Once stitched, you will have to fine-tune the image, removing steps in the horizon (a very common issue), removing a bird half in one and not at all showing in the next frame, etc, as well as adjusting lighting, white balance and so fort - This has also been done in the darkroom, by using filters, different sorts of paper etc.
Here an example of a low light single row panorama, this one is of course available as a print:
And here an example of how it looked if "stitched manually", without a panorama software correcting distortions etc. In this version I simply overlayed the original photos, without changing the initial shots. You also see some doubled edges in buildings in this version, another result of distortion:

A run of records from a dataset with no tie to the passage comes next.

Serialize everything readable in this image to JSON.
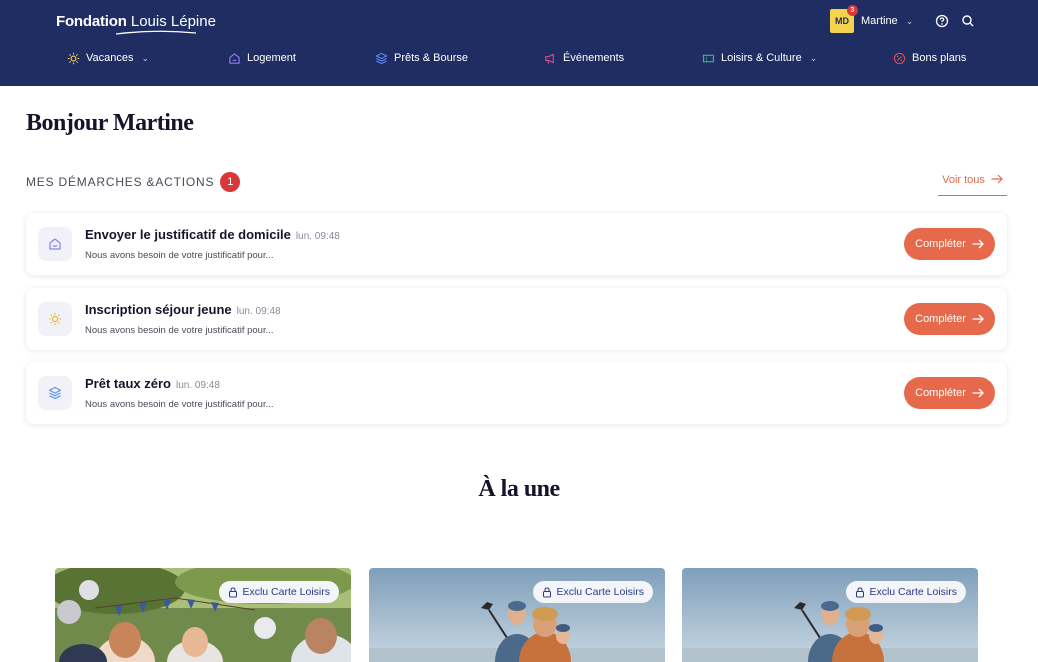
{
  "header": {
    "logo_bold": "Fondation",
    "logo_light": "Louis Lépine",
    "user": {
      "initials": "MD",
      "notification_count": "3",
      "name": "Martine"
    },
    "nav": [
      {
        "label": "Vacances",
        "icon": "sun-icon",
        "has_dropdown": true
      },
      {
        "label": "Logement",
        "icon": "home-icon",
        "has_dropdown": false
      },
      {
        "label": "Prêts & Bourse",
        "icon": "layers-icon",
        "has_dropdown": false
      },
      {
        "label": "Événements",
        "icon": "megaphone-icon",
        "has_dropdown": false
      },
      {
        "label": "Loisirs & Culture",
        "icon": "ticket-icon",
        "has_dropdown": true
      },
      {
        "label": "Bons plans",
        "icon": "discount-icon",
        "has_dropdown": false
      }
    ]
  },
  "greeting": "Bonjour Martine",
  "actions_section": {
    "title": "MES DÉMARCHES &ACTIONS",
    "count": "1",
    "see_all": "Voir tous"
  },
  "actions": [
    {
      "title": "Envoyer le justificatif de domicile",
      "time": "lun. 09:48",
      "description": "Nous avons besoin de votre justificatif pour...",
      "icon": "home-icon",
      "button": "Compléter"
    },
    {
      "title": "Inscription séjour jeune",
      "time": "lun. 09:48",
      "description": "Nous avons besoin de votre justificatif pour...",
      "icon": "sun-icon",
      "button": "Compléter"
    },
    {
      "title": "Prêt taux zéro",
      "time": "lun. 09:48",
      "description": "Nous avons besoin de votre justificatif pour...",
      "icon": "layers-icon",
      "button": "Compléter"
    }
  ],
  "featured": {
    "title": "À la une",
    "cards": [
      {
        "tag": "Exclu Carte Loisirs",
        "image": "kids-party-photo"
      },
      {
        "tag": "Exclu Carte Loisirs",
        "image": "family-selfie-photo"
      },
      {
        "tag": "Exclu Carte Loisirs",
        "image": "family-selfie-photo"
      }
    ]
  },
  "colors": {
    "header_bg": "#1f2d63",
    "accent": "#e5694a",
    "badge": "#d9383a"
  }
}
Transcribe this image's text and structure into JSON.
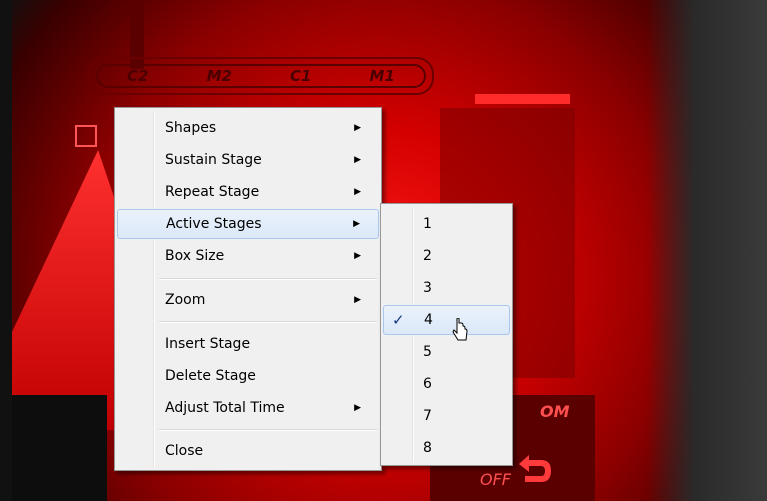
{
  "app": {
    "mode_buttons": [
      "C2",
      "M2",
      "C1",
      "M1"
    ],
    "label_om": "OM",
    "label_off": "OFF"
  },
  "context_menu": {
    "items": [
      {
        "label": "Shapes",
        "submenu": true
      },
      {
        "label": "Sustain Stage",
        "submenu": true
      },
      {
        "label": "Repeat Stage",
        "submenu": true
      },
      {
        "label": "Active Stages",
        "submenu": true,
        "highlighted": true
      },
      {
        "label": "Box Size",
        "submenu": true
      },
      {
        "label": "Zoom",
        "submenu": true
      },
      {
        "label": "Insert Stage",
        "submenu": false
      },
      {
        "label": "Delete Stage",
        "submenu": false
      },
      {
        "label": "Adjust Total Time",
        "submenu": true
      },
      {
        "label": "Close",
        "submenu": false
      }
    ],
    "arrow_glyph": "▶"
  },
  "submenu": {
    "items": [
      "1",
      "2",
      "3",
      "4",
      "5",
      "6",
      "7",
      "8"
    ],
    "checked": "4",
    "check_glyph": "✓"
  },
  "colors": {
    "accent_red": "#ff2a2a",
    "menu_highlight": "#dbe8f8",
    "menu_bg": "#f0f0f0"
  },
  "icons": [
    "undo-arrow-icon",
    "submenu-arrow-icon",
    "checkmark-icon",
    "mouse-pointer-icon"
  ]
}
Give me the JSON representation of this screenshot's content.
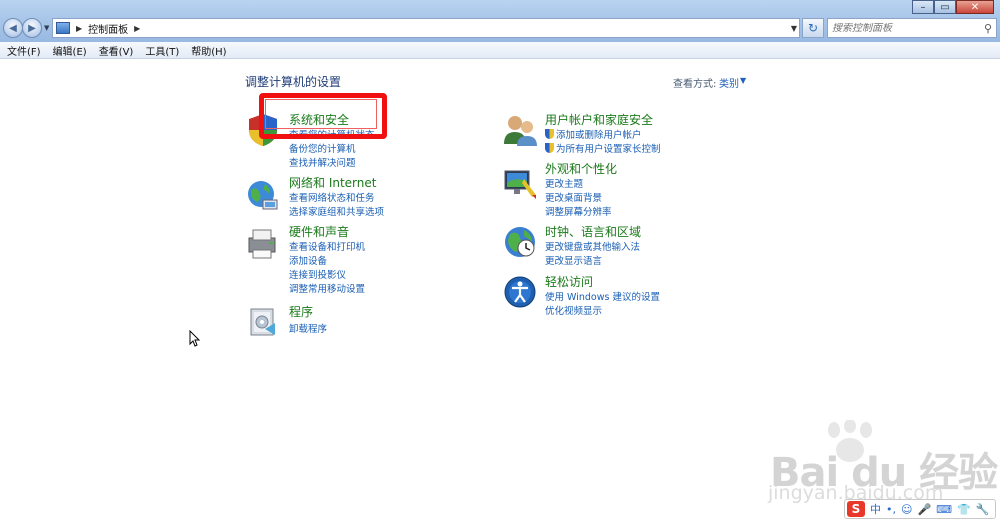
{
  "window": {
    "address": {
      "path": "控制面板"
    },
    "search": {
      "placeholder": "搜索控制面板"
    },
    "caption": {
      "minimize": "–",
      "maximize": "▭",
      "close": "✕"
    }
  },
  "menu": [
    "文件(F)",
    "编辑(E)",
    "查看(V)",
    "工具(T)",
    "帮助(H)"
  ],
  "main": {
    "heading": "调整计算机的设置",
    "view_by_label": "查看方式:",
    "view_by_value": "类别"
  },
  "categories_left": [
    {
      "title": "系统和安全",
      "links": [
        "查看您的计算机状态",
        "备份您的计算机",
        "查找并解决问题"
      ],
      "icon": "shield-icon"
    },
    {
      "title": "网络和 Internet",
      "links": [
        "查看网络状态和任务",
        "选择家庭组和共享选项"
      ],
      "icon": "network-icon"
    },
    {
      "title": "硬件和声音",
      "links": [
        "查看设备和打印机",
        "添加设备",
        "连接到投影仪",
        "调整常用移动设置"
      ],
      "icon": "printer-icon"
    },
    {
      "title": "程序",
      "links": [
        "卸载程序"
      ],
      "icon": "programs-icon"
    }
  ],
  "categories_right": [
    {
      "title": "用户帐户和家庭安全",
      "links": [
        "添加或删除用户帐户",
        "为所有用户设置家长控制"
      ],
      "icon": "users-icon"
    },
    {
      "title": "外观和个性化",
      "links": [
        "更改主题",
        "更改桌面背景",
        "调整屏幕分辨率"
      ],
      "icon": "appearance-icon"
    },
    {
      "title": "时钟、语言和区域",
      "links": [
        "更改键盘或其他输入法",
        "更改显示语言"
      ],
      "icon": "clock-globe-icon"
    },
    {
      "title": "轻松访问",
      "links": [
        "使用 Windows 建议的设置",
        "优化视频显示"
      ],
      "icon": "ease-of-access-icon"
    }
  ],
  "watermark": {
    "brand": "Bai du 经验",
    "url": "jingyan.baidu.com"
  },
  "ime": {
    "logo": "S",
    "lang": "中",
    "items": [
      "•,",
      "☺",
      "🎤",
      "⌨",
      "👕",
      "🔧"
    ]
  },
  "colors": {
    "title_green": "#1a7a1a",
    "link_blue": "#1a5fb4",
    "highlight_red": "#f01010"
  }
}
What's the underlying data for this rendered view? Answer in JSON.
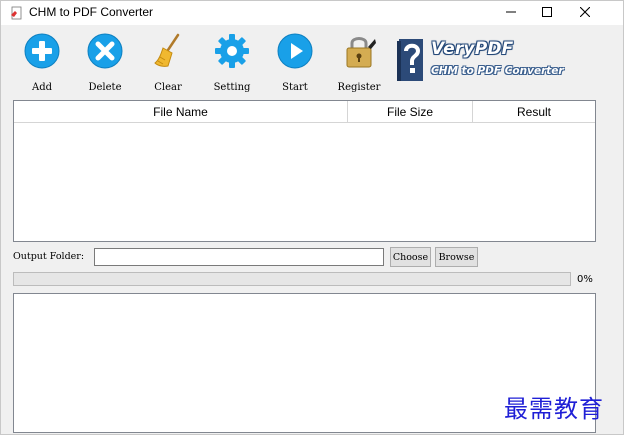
{
  "window": {
    "title": "CHM to PDF Converter",
    "controls": {
      "minimize": "minimize-icon",
      "maximize": "maximize-icon",
      "close": "close-icon"
    }
  },
  "toolbar": {
    "items": [
      {
        "label": "Add",
        "icon": "add-icon",
        "color": "#1ea0e6"
      },
      {
        "label": "Delete",
        "icon": "delete-icon",
        "color": "#1ea0e6"
      },
      {
        "label": "Clear",
        "icon": "broom-icon",
        "color": "#e0a020"
      },
      {
        "label": "Setting",
        "icon": "gear-icon",
        "color": "#1ea0e6"
      },
      {
        "label": "Start",
        "icon": "play-icon",
        "color": "#1ea0e6"
      },
      {
        "label": "Register",
        "icon": "padlock-icon",
        "color": "#c9a24a"
      }
    ]
  },
  "brand": {
    "name": "VeryPDF",
    "product": "CHM to PDF Converter"
  },
  "table": {
    "columns": [
      "File Name",
      "File Size",
      "Result"
    ],
    "rows": []
  },
  "output": {
    "label": "Output Folder:",
    "value": "",
    "choose_label": "Choose",
    "browse_label": "Browse"
  },
  "progress": {
    "value": 0,
    "text": "0%"
  },
  "watermark": "最需教育"
}
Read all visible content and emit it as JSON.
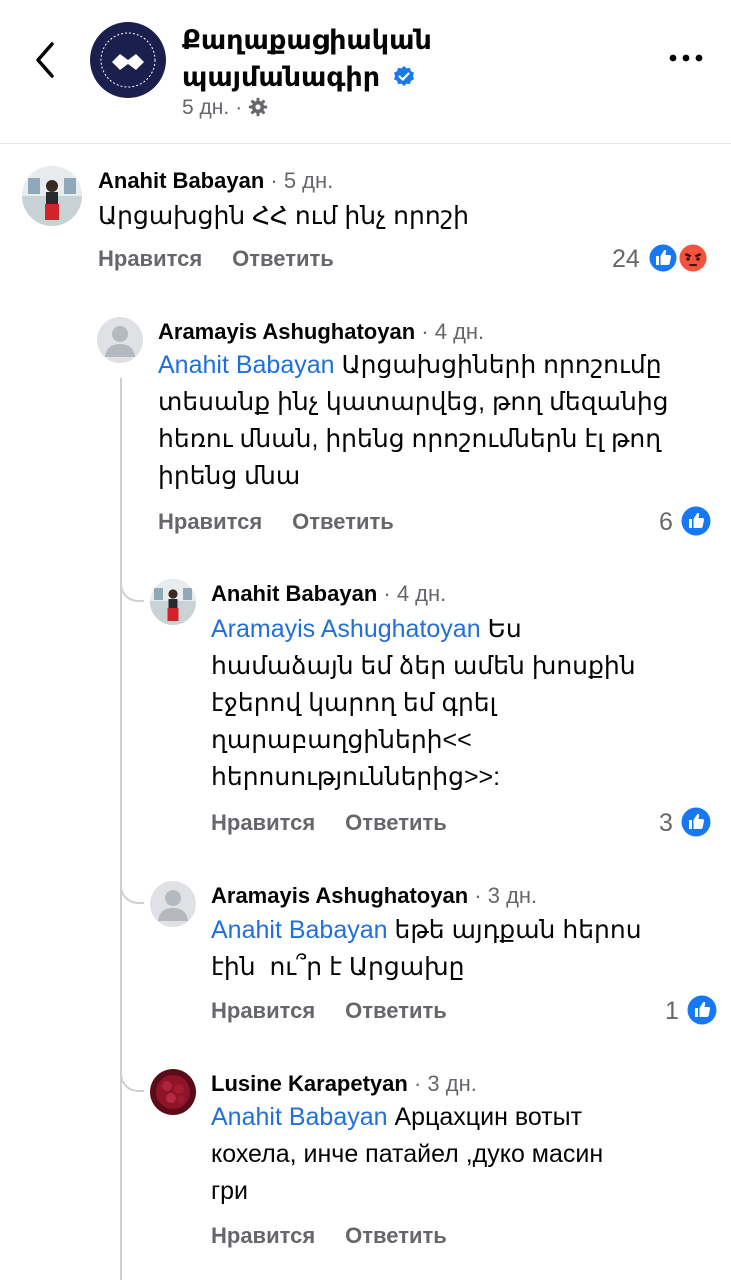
{
  "header": {
    "page_name_line1": "Քաղաքացիական",
    "page_name_line2": "պայմանագիր",
    "time": "5 дн.",
    "dot": "·"
  },
  "comments": [
    {
      "author": "Anahit Babayan",
      "time": "· 5 дн.",
      "lines": [
        "Արցախցին ՀՀ ում ինչ որոշի"
      ],
      "like_label": "Нравится",
      "reply_label": "Ответить",
      "reaction_count": "24",
      "reactions": [
        "like",
        "angry"
      ]
    },
    {
      "author": "Aramayis Ashughatoyan",
      "time": "· 4 дн.",
      "mention": "Anahit Babayan",
      "lines": [
        "Արցախցիների որոշումը",
        "տեսանք ինչ կատարվեց, թող մեզանից",
        "հեռու մնան, իրենց որոշումներն էլ թող",
        "իրենց մնա"
      ],
      "like_label": "Нравится",
      "reply_label": "Ответить",
      "reaction_count": "6",
      "reactions": [
        "like"
      ]
    },
    {
      "author": "Anahit Babayan",
      "time": "· 4 дн.",
      "mention": "Aramayis Ashughatoyan",
      "lines": [
        "Ես",
        "համաձայն եմ ձեր ամեն խոսքին",
        "էջերով կարող եմ գրել",
        "ղարաբաղցիների<<",
        "հերոսություններից>>:"
      ],
      "like_label": "Нравится",
      "reply_label": "Ответить",
      "reaction_count": "3",
      "reactions": [
        "like"
      ]
    },
    {
      "author": "Aramayis Ashughatoyan",
      "time": "· 3 дн.",
      "mention": "Anahit Babayan",
      "lines": [
        "եթե այդքան հերոս",
        "էին  ու՞ր է Արցախը"
      ],
      "like_label": "Нравится",
      "reply_label": "Ответить",
      "reaction_count": "1",
      "reactions": [
        "like"
      ]
    },
    {
      "author": "Lusine Karapetyan",
      "time": "· 3 дн.",
      "mention": "Anahit Babayan",
      "lines": [
        "Арцахцин вотыт",
        "кохела, инче патайел ,дуко масин",
        "гри"
      ],
      "like_label": "Нравится",
      "reply_label": "Ответить"
    }
  ],
  "colors": {
    "mention": "#216fdb",
    "like_blue": "#1877f2",
    "muted": "#65676b",
    "angry": "#f5533d"
  }
}
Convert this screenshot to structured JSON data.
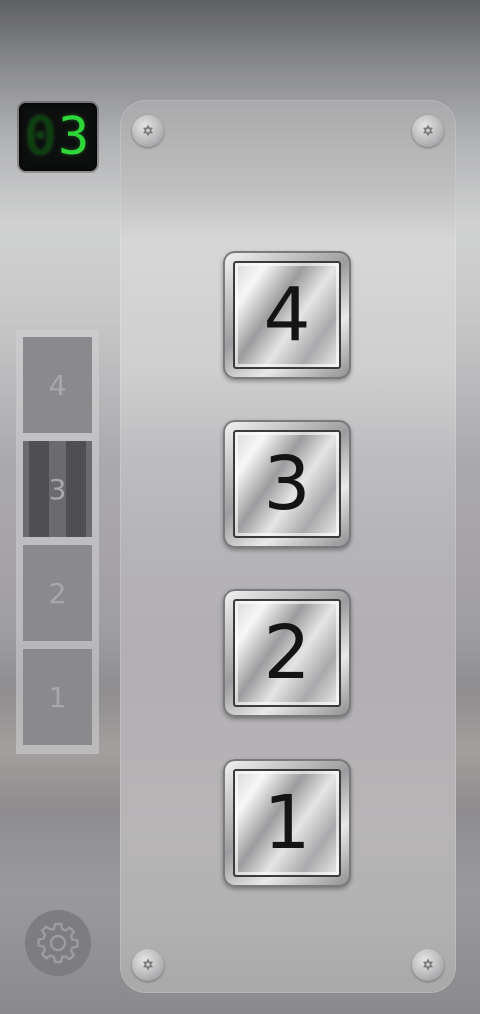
{
  "display": {
    "ghost_digit": "0",
    "current_floor_digit": "3"
  },
  "shaft": {
    "floors": [
      {
        "label": "4"
      },
      {
        "label": "3"
      },
      {
        "label": "2"
      },
      {
        "label": "1"
      }
    ],
    "current_floor": 3
  },
  "panel": {
    "buttons": [
      {
        "label": "4"
      },
      {
        "label": "3"
      },
      {
        "label": "2"
      },
      {
        "label": "1"
      }
    ]
  },
  "icons": {
    "settings": "gear-icon",
    "screw": "screw-icon"
  },
  "colors": {
    "display_digit": "#2fd63a",
    "display_background": "#0d0f0e"
  }
}
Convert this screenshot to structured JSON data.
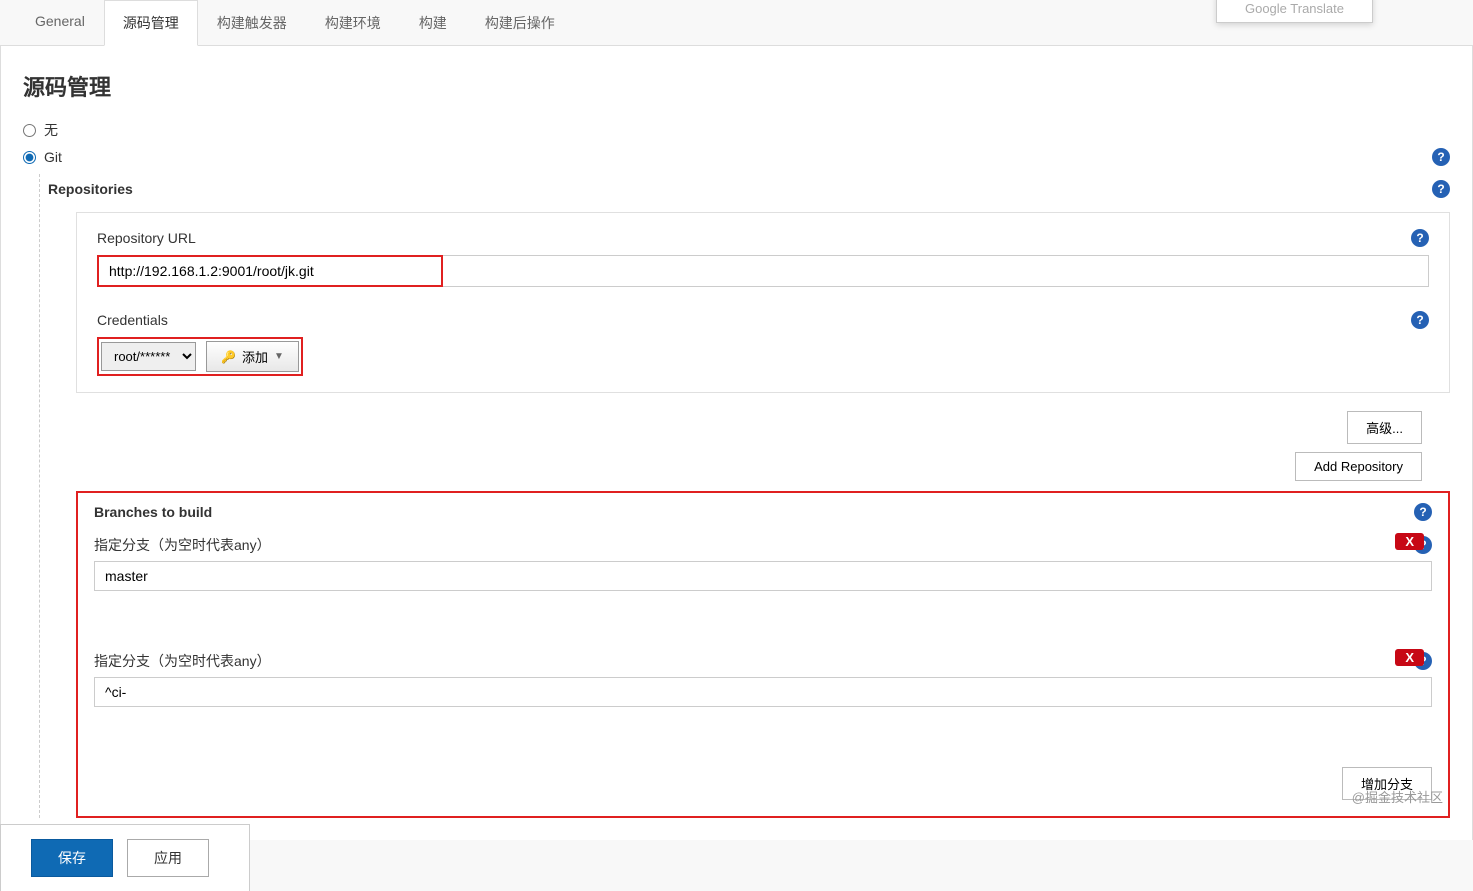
{
  "tabs": [
    "General",
    "源码管理",
    "构建触发器",
    "构建环境",
    "构建",
    "构建后操作"
  ],
  "active_tab_index": 1,
  "section_title": "源码管理",
  "scm": {
    "none_label": "无",
    "git_label": "Git",
    "selected": "git"
  },
  "repositories_label": "Repositories",
  "repo": {
    "url_label": "Repository URL",
    "url_value": "http://192.168.1.2:9001/root/jk.git",
    "credentials_label": "Credentials",
    "credentials_selected": "root/******",
    "add_cred_label": "添加",
    "advanced_label": "高级...",
    "add_repo_label": "Add Repository"
  },
  "branches": {
    "section_label": "Branches to build",
    "field_label": "指定分支（为空时代表any）",
    "entries": [
      {
        "value": "master"
      },
      {
        "value": "^ci-"
      }
    ],
    "delete_label": "X",
    "add_branch_label": "增加分支"
  },
  "footer": {
    "save": "保存",
    "apply": "应用"
  },
  "translate_flap": "Google Translate",
  "watermark": "@掘金技术社区"
}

There were quite strong southerly winds on Wellington's South Coast on the 25th - meant for me, off to the rocks. Princess Bay to be precise, where I also shot the Seagull and shell, posted 2 days ago.
This time I used a smaller lens, 70-300 mm, so I had to get considerably closer to those waves and splashes. That's only a few meters distance.
Here some impressions, more to come from that morning - Enjoy!
The "Voyager of the Seas" in Wellington - It's been a while ago.
Wellington is, in fact, very bad for photographing ships in harbor. There is no place opposite the quays which one could use to get a good view at all. There is a path and some patches of land along the motorway, "sort of" accessible, but due to the angle you would have to venture along the motorway for quite some distance, and you would still get just a view on the stern of those ships.
Somes Island would be a good angle, in the middle of the harbor, but it's pretty distant and you can't just drive there when a ship is in and the weather is right.
I went to Massey Memorial, on Miramar Peninsula, and set up my biggest lens - 150-600 millimeter focal length. The distance to the ship is close to 4 kilometers. With this piece of gear I could actually zoom in to a level, where you can see actual people on the rail and behind the windows, I spotted one person who looked like taking a photo towards my direction.
This also means, the ship was too big, even on this distance, to fit into one zoomed frame. But wanting this level of detail, I decided to do a panorama, ended up with 9 shots and stitched them together.
Below you see the final image, and also 2 crop outs of some detail on 100% resolution - this level of detail would need a decent size of print btw.
Here some crops and a map of the available locations (the green arrow marks my angle and position). The first crop shows people behind those windows taking pictures themselves - not too bad for a 4 KM distance aye?
There's wind again, means I'm on the coast, catching views.
Today just some small stuff, the waves I got will be posted later!
Just having some fun, looking for interesting details and effects. I shot those a but North of Wellington.
Shot on another windy day on the Wellington South Coast - no, it's not always windy here.
This one seemed to be a stray, in a relatively calm sea around it... Calm for around 20 seconds...
On my way to a shooting, I found this beautiful house - It's sad to see such beautiful buildings falling down, and being eventually replaced by ugly modern buildings...
Available in my online shop now, click on the image to get straight there.
For sales within New Zealand, it might be more cost effective to order over me, so please contact me if you are interested in a print.